But these are only glimmers, as elsewhere a general air of lethargy is evident. Some of these songs are so nondescript you’ll find yourself forgetting what they sound like whilst still playing. “Snakes” for example is pure alt-rock landfill with lyrics called in at the last minute: “Snakes are coming to your town, in tunnels underground, some travelling over ground”. They’ve never sounded as meat and veg as “Another Toe the Ocean”, a turgid plod that sounds like the very worst of Weezer, and the workmanlike chugging on closing track “Jaime Bravo” is the completion of the musical neutering of a once essential band.

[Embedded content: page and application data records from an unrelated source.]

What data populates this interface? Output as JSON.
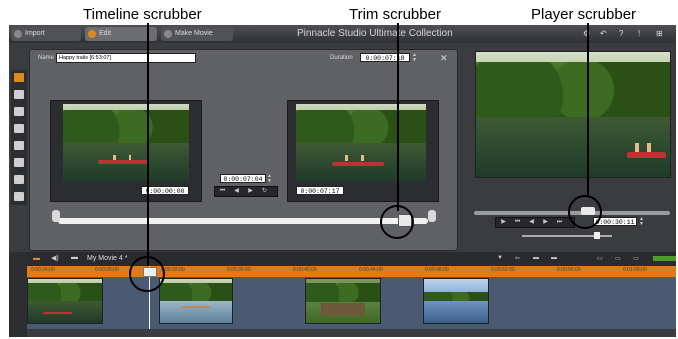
{
  "callouts": {
    "timeline": "Timeline scrubber",
    "trim": "Trim scrubber",
    "player": "Player scrubber"
  },
  "topbar": {
    "tabs": [
      {
        "label": "Import",
        "icon": "import-icon"
      },
      {
        "label": "Edit",
        "icon": "edit-icon"
      },
      {
        "label": "Make Movie",
        "icon": "movie-icon"
      }
    ],
    "title": "Pinnacle Studio Ultimate Collection",
    "icons": [
      "settings-icon",
      "help-icon",
      "zoom-icon"
    ]
  },
  "editor": {
    "name_label": "Name",
    "name_value": "Happy trails [6:53:07]",
    "duration_label": "Duration",
    "duration_value": "0:00:07:18",
    "in_timecode": "0:00:00:00",
    "length_timecode": "0:00:07:04",
    "out_timecode": "0:00:07:17"
  },
  "player": {
    "timecode": "0:00:30:11"
  },
  "timeline": {
    "project_name": "My Movie 4 *",
    "ruler_ticks": [
      "0:00:24:00",
      "0:00:28:00",
      "0:00:32:00",
      "0:00:36:00",
      "0:00:40:00",
      "0:00:44:00",
      "0:00:48:00",
      "0:00:52:00",
      "0:00:56:00",
      "0:01:00:00"
    ]
  },
  "colors": {
    "app_bg": "#3a3c3f",
    "ruler_orange": "#e07b16",
    "track_blue": "#4a5a73",
    "editor_panel": "#5f6165"
  }
}
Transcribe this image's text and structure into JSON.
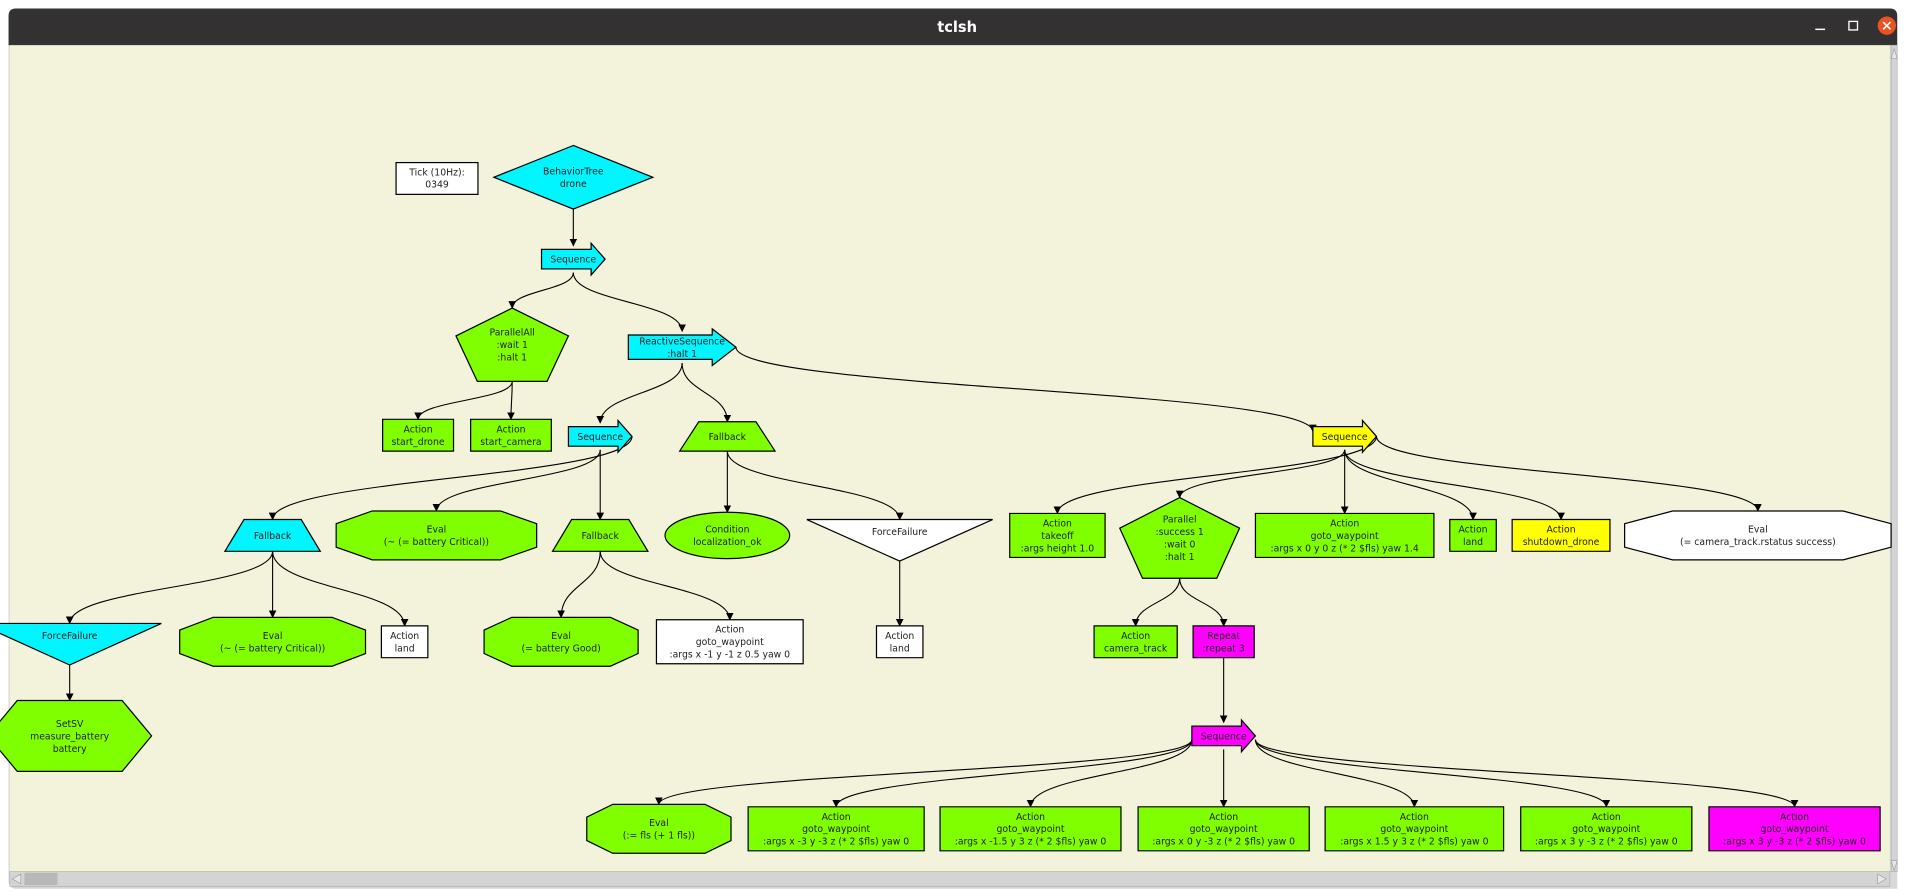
{
  "window": {
    "title": "tclsh",
    "controls": {
      "minimize": "minimize-icon",
      "maximize": "maximize-icon",
      "close": "close-icon"
    }
  },
  "colors": {
    "canvas_bg": "#f3f3dc",
    "titlebar_bg": "#333132",
    "close_button": "#e95420",
    "cyan": "#00f5ff",
    "green": "#80ff00",
    "yellow": "#ffff00",
    "magenta": "#ff00ff",
    "white": "#ffffff"
  },
  "tick": {
    "label": "Tick (10Hz):",
    "value": "0349"
  },
  "nodes": [
    {
      "id": "root",
      "shape": "diamond",
      "color": "cyan",
      "lines": [
        "BehaviorTree",
        "drone"
      ]
    },
    {
      "id": "seq1",
      "shape": "arrow",
      "color": "cyan",
      "lines": [
        "Sequence"
      ]
    },
    {
      "id": "parallelall",
      "shape": "pentagon",
      "color": "green",
      "lines": [
        "ParallelAll",
        ":wait 1",
        ":halt 1"
      ]
    },
    {
      "id": "reactive",
      "shape": "arrow",
      "color": "cyan",
      "lines": [
        "ReactiveSequence",
        ":halt 1"
      ]
    },
    {
      "id": "start_drone",
      "shape": "box",
      "color": "green",
      "lines": [
        "Action",
        "start_drone"
      ]
    },
    {
      "id": "start_camera",
      "shape": "box",
      "color": "green",
      "lines": [
        "Action",
        "start_camera"
      ]
    },
    {
      "id": "seq2",
      "shape": "arrow",
      "color": "cyan",
      "lines": [
        "Sequence"
      ]
    },
    {
      "id": "fallback_rs",
      "shape": "trapezium",
      "color": "green",
      "lines": [
        "Fallback"
      ]
    },
    {
      "id": "seq_yellow",
      "shape": "arrow",
      "color": "yellow",
      "lines": [
        "Sequence"
      ]
    },
    {
      "id": "fallback_left",
      "shape": "trapezium",
      "color": "cyan",
      "lines": [
        "Fallback"
      ]
    },
    {
      "id": "eval_not_critical_mid",
      "shape": "octagon",
      "color": "green",
      "lines": [
        "Eval",
        "(~ (= battery Critical))"
      ]
    },
    {
      "id": "fallback_mid",
      "shape": "trapezium",
      "color": "green",
      "lines": [
        "Fallback"
      ]
    },
    {
      "id": "condition_loc",
      "shape": "ellipse",
      "color": "green",
      "lines": [
        "Condition",
        "localization_ok"
      ]
    },
    {
      "id": "forcefailure_mid",
      "shape": "invtriangle",
      "color": "white",
      "lines": [
        "ForceFailure"
      ]
    },
    {
      "id": "takeoff",
      "shape": "box",
      "color": "green",
      "lines": [
        "Action",
        "takeoff",
        ":args height 1.0"
      ]
    },
    {
      "id": "parallel",
      "shape": "pentagon",
      "color": "green",
      "lines": [
        "Parallel",
        ":success 1",
        ":wait 0",
        ":halt 1"
      ]
    },
    {
      "id": "goto_0_0",
      "shape": "box",
      "color": "green",
      "lines": [
        "Action",
        "goto_waypoint",
        ":args x 0 y 0 z (* 2 $fls) yaw 1.4"
      ]
    },
    {
      "id": "land_y",
      "shape": "box",
      "color": "green",
      "lines": [
        "Action",
        "land"
      ]
    },
    {
      "id": "shutdown",
      "shape": "box",
      "color": "yellow",
      "lines": [
        "Action",
        "shutdown_drone"
      ]
    },
    {
      "id": "eval_camera",
      "shape": "octagon",
      "color": "white",
      "lines": [
        "Eval",
        "(= camera_track.rstatus success)"
      ]
    },
    {
      "id": "forcefailure_left",
      "shape": "invtriangle",
      "color": "cyan",
      "lines": [
        "ForceFailure"
      ]
    },
    {
      "id": "eval_not_critical_left",
      "shape": "octagon",
      "color": "green",
      "lines": [
        "Eval",
        "(~ (= battery Critical))"
      ]
    },
    {
      "id": "land_left",
      "shape": "box",
      "color": "white",
      "lines": [
        "Action",
        "land"
      ]
    },
    {
      "id": "eval_good",
      "shape": "octagon",
      "color": "green",
      "lines": [
        "Eval",
        "(= battery Good)"
      ]
    },
    {
      "id": "goto_m1",
      "shape": "box",
      "color": "white",
      "lines": [
        "Action",
        "goto_waypoint",
        ":args x -1 y -1 z 0.5 yaw 0"
      ]
    },
    {
      "id": "land_mid",
      "shape": "box",
      "color": "white",
      "lines": [
        "Action",
        "land"
      ]
    },
    {
      "id": "camera_track",
      "shape": "box",
      "color": "green",
      "lines": [
        "Action",
        "camera_track"
      ]
    },
    {
      "id": "repeat",
      "shape": "box",
      "color": "magenta",
      "lines": [
        "Repeat",
        ":repeat 3"
      ]
    },
    {
      "id": "setsv",
      "shape": "hexagon",
      "color": "green",
      "lines": [
        "SetSV",
        "measure_battery",
        "battery"
      ]
    },
    {
      "id": "seq_magenta",
      "shape": "arrow",
      "color": "magenta",
      "lines": [
        "Sequence"
      ]
    },
    {
      "id": "eval_fls",
      "shape": "octagon",
      "color": "green",
      "lines": [
        "Eval",
        "(:= fls (+ 1 fls))"
      ]
    },
    {
      "id": "wp1",
      "shape": "box",
      "color": "green",
      "lines": [
        "Action",
        "goto_waypoint",
        ":args x -3 y -3 z (* 2 $fls) yaw 0"
      ]
    },
    {
      "id": "wp2",
      "shape": "box",
      "color": "green",
      "lines": [
        "Action",
        "goto_waypoint",
        ":args x -1.5 y 3 z (* 2 $fls) yaw 0"
      ]
    },
    {
      "id": "wp3",
      "shape": "box",
      "color": "green",
      "lines": [
        "Action",
        "goto_waypoint",
        ":args x 0 y -3 z (* 2 $fls) yaw 0"
      ]
    },
    {
      "id": "wp4",
      "shape": "box",
      "color": "green",
      "lines": [
        "Action",
        "goto_waypoint",
        ":args x 1.5 y 3 z (* 2 $fls) yaw 0"
      ]
    },
    {
      "id": "wp5",
      "shape": "box",
      "color": "green",
      "lines": [
        "Action",
        "goto_waypoint",
        ":args x 3 y -3 z (* 2 $fls) yaw 0"
      ]
    },
    {
      "id": "wp6",
      "shape": "box",
      "color": "magenta",
      "lines": [
        "Action",
        "goto_waypoint",
        ":args x 3 y -3 z (* 2 $fls) yaw 0"
      ]
    }
  ],
  "edges": [
    [
      "root",
      "seq1"
    ],
    [
      "seq1",
      "parallelall"
    ],
    [
      "seq1",
      "reactive"
    ],
    [
      "parallelall",
      "start_drone"
    ],
    [
      "parallelall",
      "start_camera"
    ],
    [
      "reactive",
      "seq2"
    ],
    [
      "reactive",
      "fallback_rs"
    ],
    [
      "reactive",
      "seq_yellow"
    ],
    [
      "seq2",
      "fallback_left"
    ],
    [
      "seq2",
      "eval_not_critical_mid"
    ],
    [
      "seq2",
      "fallback_mid"
    ],
    [
      "fallback_rs",
      "condition_loc"
    ],
    [
      "fallback_rs",
      "forcefailure_mid"
    ],
    [
      "seq_yellow",
      "takeoff"
    ],
    [
      "seq_yellow",
      "parallel"
    ],
    [
      "seq_yellow",
      "goto_0_0"
    ],
    [
      "seq_yellow",
      "land_y"
    ],
    [
      "seq_yellow",
      "shutdown"
    ],
    [
      "seq_yellow",
      "eval_camera"
    ],
    [
      "fallback_left",
      "forcefailure_left"
    ],
    [
      "fallback_left",
      "eval_not_critical_left"
    ],
    [
      "fallback_left",
      "land_left"
    ],
    [
      "fallback_mid",
      "eval_good"
    ],
    [
      "fallback_mid",
      "goto_m1"
    ],
    [
      "forcefailure_mid",
      "land_mid"
    ],
    [
      "parallel",
      "camera_track"
    ],
    [
      "parallel",
      "repeat"
    ],
    [
      "forcefailure_left",
      "setsv"
    ],
    [
      "repeat",
      "seq_magenta"
    ],
    [
      "seq_magenta",
      "eval_fls"
    ],
    [
      "seq_magenta",
      "wp1"
    ],
    [
      "seq_magenta",
      "wp2"
    ],
    [
      "seq_magenta",
      "wp3"
    ],
    [
      "seq_magenta",
      "wp4"
    ],
    [
      "seq_magenta",
      "wp5"
    ],
    [
      "seq_magenta",
      "wp6"
    ]
  ]
}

All the components are there, Joey Santiago’s guitar work is still impressive, Lovering’s drumming is still vigorous, but the problem is Black Francis himself. The compelling songwriting that completed Pixies is no longer there, something made evident by his underwhelming solo career. This is Pixies with their teeth removed – what made them sound so thrillingly feral in the past on the likes of “Tame”, “Alec Eiffel” or “Velouria” is nowhere to be seen. The fire has been extinguished, most power diminished. It’s a damn shame.